University alum Elise Pelletier graduated with a certificate from PCP. She chose to focus on agriculture and said she looks forward to working with the Peace Corps in the future. 

“I think one of the main things is … it helps me realize how to evaluate when (engagement opportunities were) ethical, and when it wasn’t,” Pelletier said. “Like, who is this program or this project centering? Is it the community or is it you? Or it helps me pick out examples of voluntourism, which is like when people volunteer just to travel and it’s not super ethical.” 

Pelletier said one of her favorite parts of the program was weekly coffee chats with returned volunteers in the International Center.

“We could just ask them literally anything, and just (get) to hear (about) what it was really like,” Pelletier said. “It’s just one thing to read about it or hear about it from recruiters and stuff, but to hear about it from someone that actually went there … helped me make choices of which sector I wanted to be in and if I really wanted to do it for two years.” 

Public Policy graduate student Jess Williams works as a strategic campus recruiter at the University and is a returned Peace Corps volunteer who worked in China from 2018 to 2020. Williams’ undergraduate program did not have a PCP program, but she said working with the University’sprogram has given her additional insight. 

“Something really cool about having the Peace Corps Prep program at Michigan is just there’s a ton of resources that I didn’t have as an undergrad, and I think it would have been really helpful to have,” Williams said. “So, I’m learning more about it now that I’m actually working at the University, but it’s not something that I actually participated in.” .

Williams said working as a recruiter for PCP and other organizations on campus brings her expertise to the application process. When asked about what kind of students would succeed in the , she said people who are self motivated, mature and flexible are a good fit. 

“I think we’re really looking for people who care about the mission of Peace Corps.

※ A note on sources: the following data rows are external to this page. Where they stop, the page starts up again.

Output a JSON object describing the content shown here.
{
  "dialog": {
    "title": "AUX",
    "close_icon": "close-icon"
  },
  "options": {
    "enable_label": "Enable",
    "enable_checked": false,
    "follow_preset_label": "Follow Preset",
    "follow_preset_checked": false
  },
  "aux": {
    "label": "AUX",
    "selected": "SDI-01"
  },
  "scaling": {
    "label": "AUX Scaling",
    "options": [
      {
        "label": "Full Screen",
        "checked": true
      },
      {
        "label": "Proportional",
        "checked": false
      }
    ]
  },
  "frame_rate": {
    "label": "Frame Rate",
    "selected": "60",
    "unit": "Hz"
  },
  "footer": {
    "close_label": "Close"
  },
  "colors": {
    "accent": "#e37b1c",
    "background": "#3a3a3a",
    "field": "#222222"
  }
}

They’re not looking for a vacation or traveling and stuff, and actually care about the work they’re doing,” Williams said.

Daily Staff Reporter Rachel Mintz can be reached at